Material provided:
★ ★ ★ ★ ★

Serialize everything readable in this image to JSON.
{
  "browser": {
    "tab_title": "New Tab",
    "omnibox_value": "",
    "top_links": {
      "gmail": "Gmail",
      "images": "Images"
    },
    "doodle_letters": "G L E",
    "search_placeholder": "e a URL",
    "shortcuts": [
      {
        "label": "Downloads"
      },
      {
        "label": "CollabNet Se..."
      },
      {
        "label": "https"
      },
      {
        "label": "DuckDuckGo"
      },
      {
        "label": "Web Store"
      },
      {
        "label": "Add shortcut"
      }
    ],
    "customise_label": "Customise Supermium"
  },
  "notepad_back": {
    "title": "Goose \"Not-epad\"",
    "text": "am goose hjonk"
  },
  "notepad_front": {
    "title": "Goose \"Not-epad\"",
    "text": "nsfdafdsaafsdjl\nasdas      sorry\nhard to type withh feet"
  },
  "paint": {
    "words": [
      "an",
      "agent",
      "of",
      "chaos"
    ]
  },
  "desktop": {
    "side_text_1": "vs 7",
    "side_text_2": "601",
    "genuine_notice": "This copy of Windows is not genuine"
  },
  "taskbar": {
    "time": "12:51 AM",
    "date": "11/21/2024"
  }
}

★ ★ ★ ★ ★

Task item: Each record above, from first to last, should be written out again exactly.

Answer:
Serialize everything readable in this image to JSON.
{
  "browser": {
    "tab_title": "New Tab",
    "omnibox_value": "",
    "top_links": {
      "gmail": "Gmail",
      "images": "Images"
    },
    "doodle_letters": "G L E",
    "search_placeholder": "e a URL",
    "shortcuts": [
      {
        "label": "Downloads"
      },
      {
        "label": "CollabNet Se..."
      },
      {
        "label": "https"
      },
      {
        "label": "DuckDuckGo"
      },
      {
        "label": "Web Store"
      },
      {
        "label": "Add shortcut"
      }
    ],
    "customise_label": "Customise Supermium"
  },
  "notepad_back": {
    "title": "Goose \"Not-epad\"",
    "text": "am goose hjonk"
  },
  "notepad_front": {
    "title": "Goose \"Not-epad\"",
    "text": "nsfdafdsaafsdjl\nasdas      sorry\nhard to type withh feet"
  },
  "paint": {
    "words": [
      "an",
      "agent",
      "of",
      "chaos"
    ]
  },
  "desktop": {
    "side_text_1": "vs 7",
    "side_text_2": "601",
    "genuine_notice": "This copy of Windows is not genuine"
  },
  "taskbar": {
    "time": "12:51 AM",
    "date": "11/21/2024"
  }
}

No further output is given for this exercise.